### [TASK STATEMENT]
Copy the final lines exactly, starting at the one that contains "Give me the" and ending with the last line of the listing below. Pictures are not part of the copy.

### [STUDY MATERIAL]

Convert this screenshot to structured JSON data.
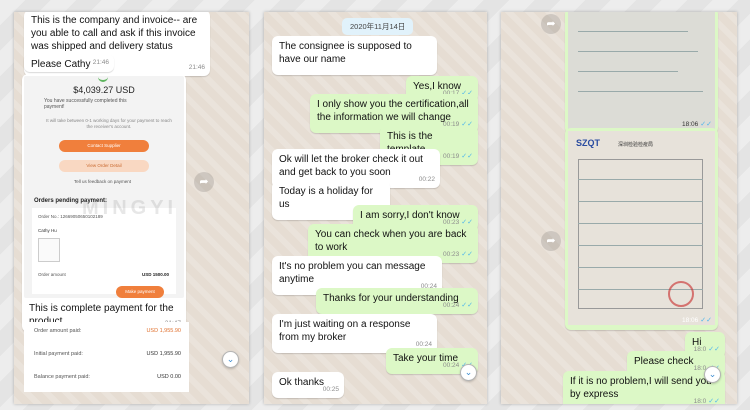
{
  "panel1": {
    "msg1": {
      "text": "This is the company and invoice-- are you able to call and ask if this invoice was shipped and delivery status please?",
      "time": "21:46"
    },
    "msg2": {
      "text": "Please Cathy",
      "time": "21:46"
    },
    "shot": {
      "amount": "$4,039.27 USD",
      "success": "You have successfully completed this payment!",
      "note": "It will take between 0-1 working days for your payment to reach the receiver's account.",
      "contact": "Contact Supplier",
      "view": "View Order Detail",
      "feedback": "Tell us feedback on payment",
      "pending": "Orders pending payment:",
      "orderno": "Order No.: 12669050650102189",
      "name": "Cathy Hu",
      "order_amount_label": "Order amount",
      "order_amount_value": "USD 1500.00",
      "make_payment": "Make payment"
    },
    "msg3": {
      "text": "This is complete payment for the product",
      "time": "21:47"
    },
    "rows": [
      {
        "label": "Order amount paid:",
        "value": "USD 1,955.90"
      },
      {
        "label": "Initial payment paid:",
        "value": "USD 1,955.90"
      },
      {
        "label": "Balance payment paid:",
        "value": "USD 0.00"
      }
    ]
  },
  "panel2": {
    "date": "2020年11月14日",
    "messages": [
      {
        "side": "in",
        "text": "The consignee is supposed to have our name",
        "time": ""
      },
      {
        "side": "out",
        "text": "Yes,I know",
        "time": "00:17"
      },
      {
        "side": "out",
        "text": "I only show you the certification,all the information we will change",
        "time": "00:19"
      },
      {
        "side": "out",
        "text": "This is the template",
        "time": "00:19"
      },
      {
        "side": "in",
        "text": "Ok will let the broker check it out and get back to you soon",
        "time": "00:22"
      },
      {
        "side": "in",
        "text": "Today is a holiday for us",
        "time": "00:22"
      },
      {
        "side": "out",
        "text": "I am sorry,I don't know",
        "time": "00:23"
      },
      {
        "side": "out",
        "text": "You can check when you are back to work",
        "time": "00:23"
      },
      {
        "side": "in",
        "text": "It's no problem you can message anytime",
        "time": "00:24"
      },
      {
        "side": "out",
        "text": "Thanks for your understanding",
        "time": "00:24"
      },
      {
        "side": "in",
        "text": "I'm just waiting on a response from my broker",
        "time": "00:24"
      },
      {
        "side": "out",
        "text": "Take your time",
        "time": "00:24"
      },
      {
        "side": "in",
        "text": "Ok thanks",
        "time": "00:25"
      }
    ]
  },
  "panel3": {
    "img1_time": "18:06",
    "img2_time": "18:06",
    "doc_logo": "SZQT",
    "doc_title": "深圳检验检疫局",
    "messages": [
      {
        "side": "out",
        "text": "Hi",
        "time": "18:0"
      },
      {
        "side": "out",
        "text": "Please check",
        "time": "18:0"
      },
      {
        "side": "out",
        "text": "If it is no problem,I will send you by express",
        "time": "18:0"
      }
    ]
  },
  "watermark": "MINGYI",
  "colors": {
    "incoming": "#ffffff",
    "outgoing": "#dcf8c6",
    "tick": "#4fb6ec",
    "chat_bg": "#e6ddd3",
    "orange": "#f07f3c"
  }
}
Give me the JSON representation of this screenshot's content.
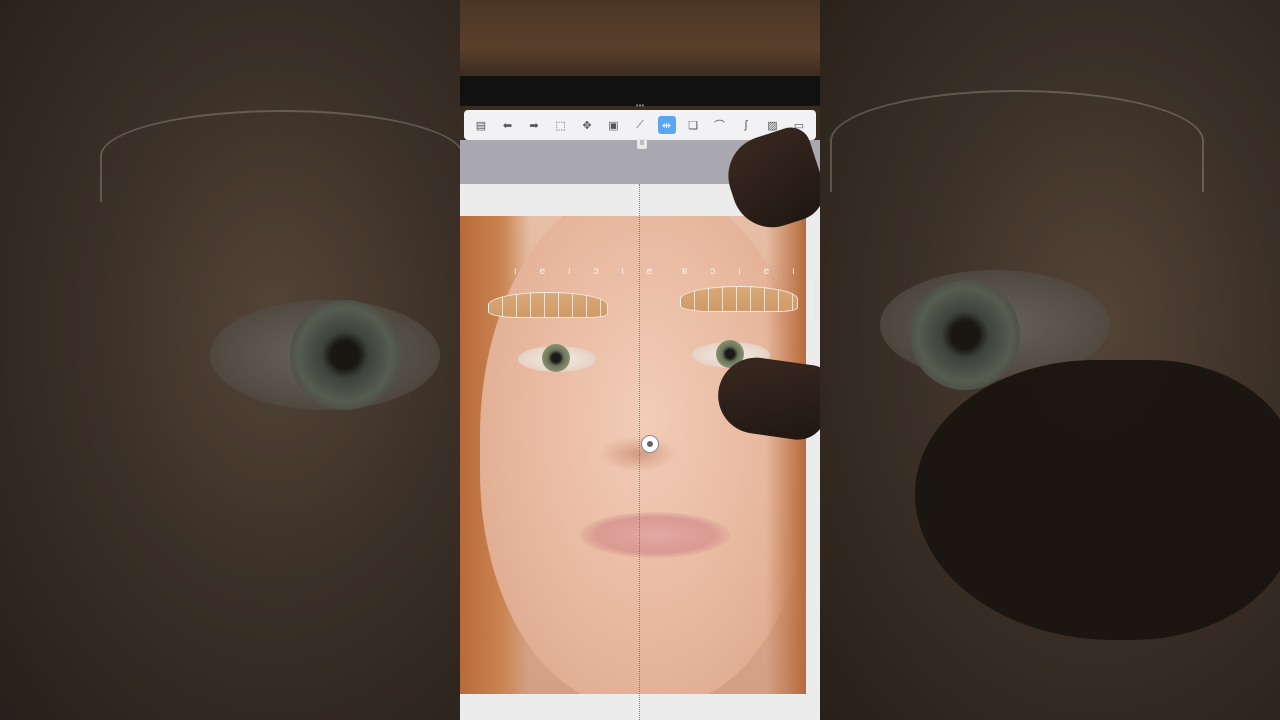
{
  "toolbar": {
    "tools": [
      {
        "name": "menu-icon",
        "glyph": "▤"
      },
      {
        "name": "undo-icon",
        "glyph": "⬅"
      },
      {
        "name": "redo-icon",
        "glyph": "➡"
      },
      {
        "name": "selection-icon",
        "glyph": "⬚"
      },
      {
        "name": "move-icon",
        "glyph": "✥"
      },
      {
        "name": "canvas-icon",
        "glyph": "▣"
      },
      {
        "name": "ruler-icon",
        "glyph": "⟋"
      },
      {
        "name": "symmetry-icon",
        "glyph": "⇹",
        "active": true
      },
      {
        "name": "layers-icon",
        "glyph": "❏"
      },
      {
        "name": "curve-icon",
        "glyph": "⌒"
      },
      {
        "name": "pen-icon",
        "glyph": "ʃ"
      },
      {
        "name": "image-icon",
        "glyph": "▨"
      },
      {
        "name": "settings-icon",
        "glyph": "▭"
      }
    ],
    "active_color": "#5ba6f2"
  },
  "mini_button": "II",
  "brow_marks": {
    "left": "ı e ı ɔ ı e",
    "right": "ɐ ɔ ı e ı"
  }
}
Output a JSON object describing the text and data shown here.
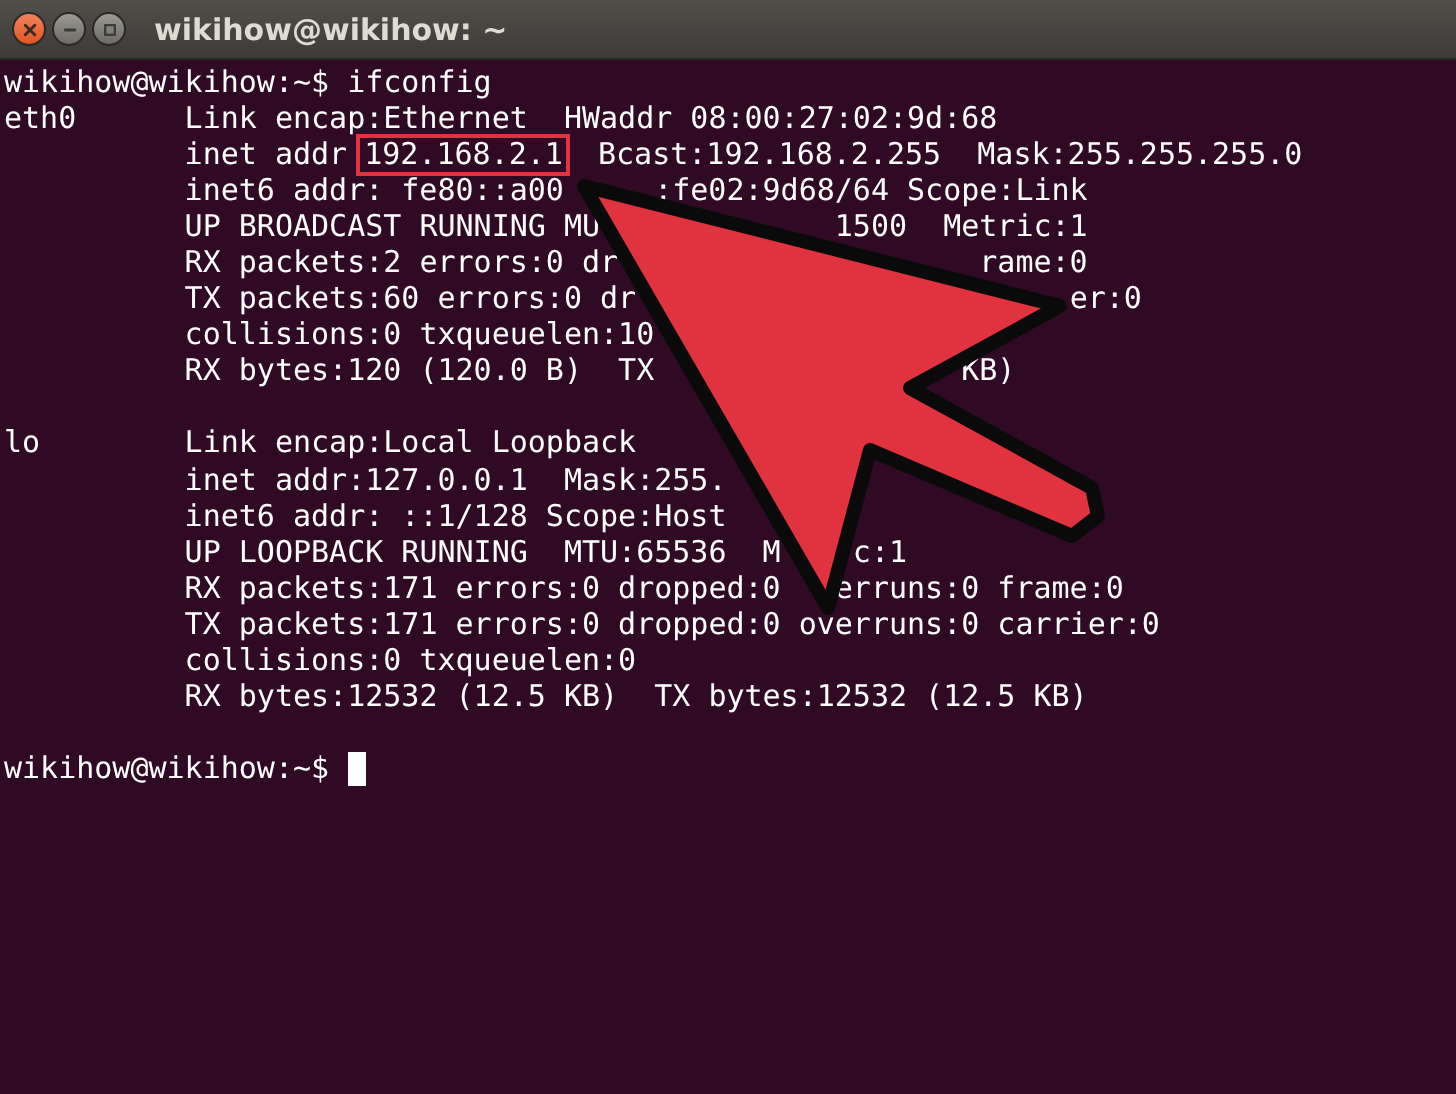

### [WRITTEN ANSWER]
Give me the JSON representation of this screenshot's content.
{
  "toolbar": {
    "tools": [
      {
        "name": "menu-icon",
        "glyph": "▤"
      },
      {
        "name": "undo-icon",
        "glyph": "⬅"
      },
      {
        "name": "redo-icon",
        "glyph": "➡"
      },
      {
        "name": "selection-icon",
        "glyph": "⬚"
      },
      {
        "name": "move-icon",
        "glyph": "✥"
      },
      {
        "name": "canvas-icon",
        "glyph": "▣"
      },
      {
        "name": "ruler-icon",
        "glyph": "⟋"
      },
      {
        "name": "symmetry-icon",
        "glyph": "⇹",
        "active": true
      },
      {
        "name": "layers-icon",
        "glyph": "❏"
      },
      {
        "name": "curve-icon",
        "glyph": "⌒"
      },
      {
        "name": "pen-icon",
        "glyph": "ʃ"
      },
      {
        "name": "image-icon",
        "glyph": "▨"
      },
      {
        "name": "settings-icon",
        "glyph": "▭"
      }
    ],
    "active_color": "#5ba6f2"
  },
  "mini_button": "II",
  "brow_marks": {
    "left": "ı e ı ɔ ı e",
    "right": "ɐ ɔ ı e ı"
  }
}
Output a JSON object describing the text and data shown here.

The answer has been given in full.